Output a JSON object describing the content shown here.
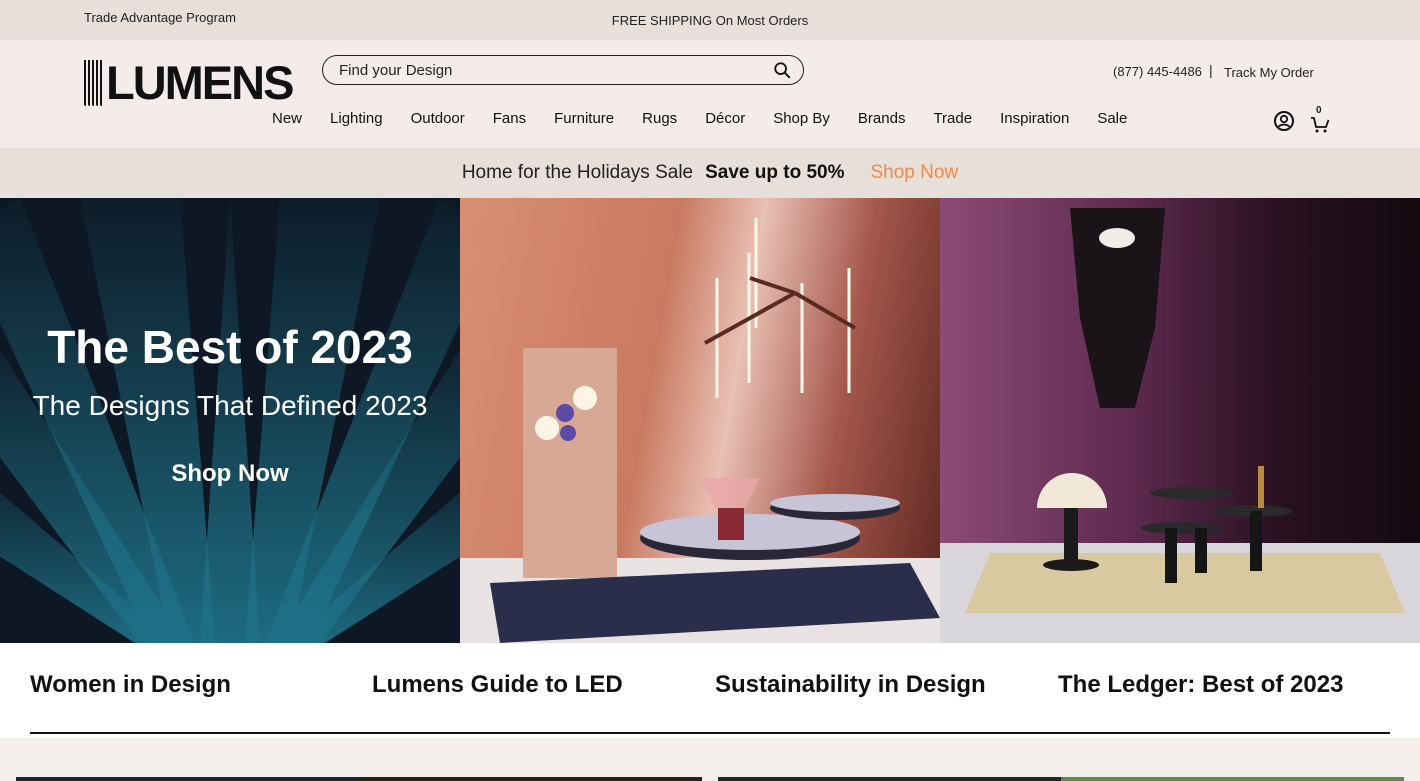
{
  "topbar": {
    "trade_program": "Trade Advantage Program",
    "shipping": "FREE SHIPPING On Most Orders"
  },
  "header": {
    "logo": "LUMENS",
    "search_placeholder": "Find your Design",
    "phone": "(877) 445-4486",
    "separator": "|",
    "track_order": "Track My Order",
    "cart_count": "0",
    "nav": [
      "New",
      "Lighting",
      "Outdoor",
      "Fans",
      "Furniture",
      "Rugs",
      "Décor",
      "Shop By",
      "Brands",
      "Trade",
      "Inspiration",
      "Sale"
    ]
  },
  "promo": {
    "text": "Home for the Holidays Sale",
    "highlight": "Save up to 50%",
    "cta": "Shop Now",
    "cta_color": "#f08a43"
  },
  "hero": {
    "title": "The Best of 2023",
    "subtitle": "The Designs That Defined 2023",
    "cta": "Shop Now"
  },
  "feature_links": [
    "Women in Design",
    "Lumens Guide to LED",
    "Sustainability in Design",
    "The Ledger: Best of 2023"
  ]
}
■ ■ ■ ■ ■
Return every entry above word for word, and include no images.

Result of this task:
Output a JSON object describing the content shown here.
{
  "topbar": {
    "trade_program": "Trade Advantage Program",
    "shipping": "FREE SHIPPING On Most Orders"
  },
  "header": {
    "logo": "LUMENS",
    "search_placeholder": "Find your Design",
    "phone": "(877) 445-4486",
    "separator": "|",
    "track_order": "Track My Order",
    "cart_count": "0",
    "nav": [
      "New",
      "Lighting",
      "Outdoor",
      "Fans",
      "Furniture",
      "Rugs",
      "Décor",
      "Shop By",
      "Brands",
      "Trade",
      "Inspiration",
      "Sale"
    ]
  },
  "promo": {
    "text": "Home for the Holidays Sale",
    "highlight": "Save up to 50%",
    "cta": "Shop Now",
    "cta_color": "#f08a43"
  },
  "hero": {
    "title": "The Best of 2023",
    "subtitle": "The Designs That Defined 2023",
    "cta": "Shop Now"
  },
  "feature_links": [
    "Women in Design",
    "Lumens Guide to LED",
    "Sustainability in Design",
    "The Ledger: Best of 2023"
  ]
}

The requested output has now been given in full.